§ **THE TASK**
Output all of the entries exactly as written.

§ **INPUT DATA**
----

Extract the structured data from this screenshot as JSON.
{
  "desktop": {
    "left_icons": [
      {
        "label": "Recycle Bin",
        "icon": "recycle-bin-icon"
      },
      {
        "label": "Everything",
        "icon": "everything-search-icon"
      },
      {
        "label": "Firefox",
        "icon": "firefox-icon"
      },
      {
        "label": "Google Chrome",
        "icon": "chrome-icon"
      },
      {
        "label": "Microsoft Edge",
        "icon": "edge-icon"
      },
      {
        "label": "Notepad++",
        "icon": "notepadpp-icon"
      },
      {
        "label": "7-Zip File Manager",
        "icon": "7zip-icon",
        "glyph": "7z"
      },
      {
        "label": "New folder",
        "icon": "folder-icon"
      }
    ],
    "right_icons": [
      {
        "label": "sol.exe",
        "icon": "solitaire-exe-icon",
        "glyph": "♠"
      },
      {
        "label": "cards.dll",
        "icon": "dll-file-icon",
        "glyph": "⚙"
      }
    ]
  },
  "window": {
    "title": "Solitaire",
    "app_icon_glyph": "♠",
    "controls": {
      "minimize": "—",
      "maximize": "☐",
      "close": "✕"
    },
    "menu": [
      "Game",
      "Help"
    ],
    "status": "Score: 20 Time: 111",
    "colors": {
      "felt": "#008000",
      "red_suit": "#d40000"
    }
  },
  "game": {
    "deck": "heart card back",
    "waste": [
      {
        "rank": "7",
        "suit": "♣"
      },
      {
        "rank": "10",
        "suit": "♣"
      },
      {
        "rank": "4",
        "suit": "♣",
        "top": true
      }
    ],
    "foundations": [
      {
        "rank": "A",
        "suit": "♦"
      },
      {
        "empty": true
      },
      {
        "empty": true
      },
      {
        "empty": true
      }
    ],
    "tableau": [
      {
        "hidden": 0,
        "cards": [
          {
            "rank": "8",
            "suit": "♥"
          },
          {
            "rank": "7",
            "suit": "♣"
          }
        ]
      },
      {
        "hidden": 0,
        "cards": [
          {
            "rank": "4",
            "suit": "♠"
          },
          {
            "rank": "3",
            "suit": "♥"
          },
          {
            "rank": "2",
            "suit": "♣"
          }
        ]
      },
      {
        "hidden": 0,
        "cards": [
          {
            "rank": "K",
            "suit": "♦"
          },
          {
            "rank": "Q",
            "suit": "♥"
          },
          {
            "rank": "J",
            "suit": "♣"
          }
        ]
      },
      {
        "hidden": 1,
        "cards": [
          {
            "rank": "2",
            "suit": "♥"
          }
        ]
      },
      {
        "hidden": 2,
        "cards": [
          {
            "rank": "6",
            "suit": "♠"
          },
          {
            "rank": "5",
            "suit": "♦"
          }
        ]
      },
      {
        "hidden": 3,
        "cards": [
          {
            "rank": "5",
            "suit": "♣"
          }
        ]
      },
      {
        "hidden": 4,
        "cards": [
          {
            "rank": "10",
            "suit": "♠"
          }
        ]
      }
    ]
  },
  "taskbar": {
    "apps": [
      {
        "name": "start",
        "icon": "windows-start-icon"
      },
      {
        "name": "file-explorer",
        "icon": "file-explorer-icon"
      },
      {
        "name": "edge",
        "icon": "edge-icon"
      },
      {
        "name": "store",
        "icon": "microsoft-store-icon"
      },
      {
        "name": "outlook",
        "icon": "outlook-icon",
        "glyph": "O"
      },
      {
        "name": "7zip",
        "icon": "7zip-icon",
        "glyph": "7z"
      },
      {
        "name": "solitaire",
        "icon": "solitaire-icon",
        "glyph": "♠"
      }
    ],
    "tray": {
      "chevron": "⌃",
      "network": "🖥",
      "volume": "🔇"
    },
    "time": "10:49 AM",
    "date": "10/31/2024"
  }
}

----

§ **RESULT**
Extract the structured data from this screenshot as JSON.
{
  "desktop": {
    "left_icons": [
      {
        "label": "Recycle Bin",
        "icon": "recycle-bin-icon"
      },
      {
        "label": "Everything",
        "icon": "everything-search-icon"
      },
      {
        "label": "Firefox",
        "icon": "firefox-icon"
      },
      {
        "label": "Google Chrome",
        "icon": "chrome-icon"
      },
      {
        "label": "Microsoft Edge",
        "icon": "edge-icon"
      },
      {
        "label": "Notepad++",
        "icon": "notepadpp-icon"
      },
      {
        "label": "7-Zip File Manager",
        "icon": "7zip-icon",
        "glyph": "7z"
      },
      {
        "label": "New folder",
        "icon": "folder-icon"
      }
    ],
    "right_icons": [
      {
        "label": "sol.exe",
        "icon": "solitaire-exe-icon",
        "glyph": "♠"
      },
      {
        "label": "cards.dll",
        "icon": "dll-file-icon",
        "glyph": "⚙"
      }
    ]
  },
  "window": {
    "title": "Solitaire",
    "app_icon_glyph": "♠",
    "controls": {
      "minimize": "—",
      "maximize": "☐",
      "close": "✕"
    },
    "menu": [
      "Game",
      "Help"
    ],
    "status": "Score: 20 Time: 111",
    "colors": {
      "felt": "#008000",
      "red_suit": "#d40000"
    }
  },
  "game": {
    "deck": "heart card back",
    "waste": [
      {
        "rank": "7",
        "suit": "♣"
      },
      {
        "rank": "10",
        "suit": "♣"
      },
      {
        "rank": "4",
        "suit": "♣",
        "top": true
      }
    ],
    "foundations": [
      {
        "rank": "A",
        "suit": "♦"
      },
      {
        "empty": true
      },
      {
        "empty": true
      },
      {
        "empty": true
      }
    ],
    "tableau": [
      {
        "hidden": 0,
        "cards": [
          {
            "rank": "8",
            "suit": "♥"
          },
          {
            "rank": "7",
            "suit": "♣"
          }
        ]
      },
      {
        "hidden": 0,
        "cards": [
          {
            "rank": "4",
            "suit": "♠"
          },
          {
            "rank": "3",
            "suit": "♥"
          },
          {
            "rank": "2",
            "suit": "♣"
          }
        ]
      },
      {
        "hidden": 0,
        "cards": [
          {
            "rank": "K",
            "suit": "♦"
          },
          {
            "rank": "Q",
            "suit": "♥"
          },
          {
            "rank": "J",
            "suit": "♣"
          }
        ]
      },
      {
        "hidden": 1,
        "cards": [
          {
            "rank": "2",
            "suit": "♥"
          }
        ]
      },
      {
        "hidden": 2,
        "cards": [
          {
            "rank": "6",
            "suit": "♠"
          },
          {
            "rank": "5",
            "suit": "♦"
          }
        ]
      },
      {
        "hidden": 3,
        "cards": [
          {
            "rank": "5",
            "suit": "♣"
          }
        ]
      },
      {
        "hidden": 4,
        "cards": [
          {
            "rank": "10",
            "suit": "♠"
          }
        ]
      }
    ]
  },
  "taskbar": {
    "apps": [
      {
        "name": "start",
        "icon": "windows-start-icon"
      },
      {
        "name": "file-explorer",
        "icon": "file-explorer-icon"
      },
      {
        "name": "edge",
        "icon": "edge-icon"
      },
      {
        "name": "store",
        "icon": "microsoft-store-icon"
      },
      {
        "name": "outlook",
        "icon": "outlook-icon",
        "glyph": "O"
      },
      {
        "name": "7zip",
        "icon": "7zip-icon",
        "glyph": "7z"
      },
      {
        "name": "solitaire",
        "icon": "solitaire-icon",
        "glyph": "♠"
      }
    ],
    "tray": {
      "chevron": "⌃",
      "network": "🖥",
      "volume": "🔇"
    },
    "time": "10:49 AM",
    "date": "10/31/2024"
  }
}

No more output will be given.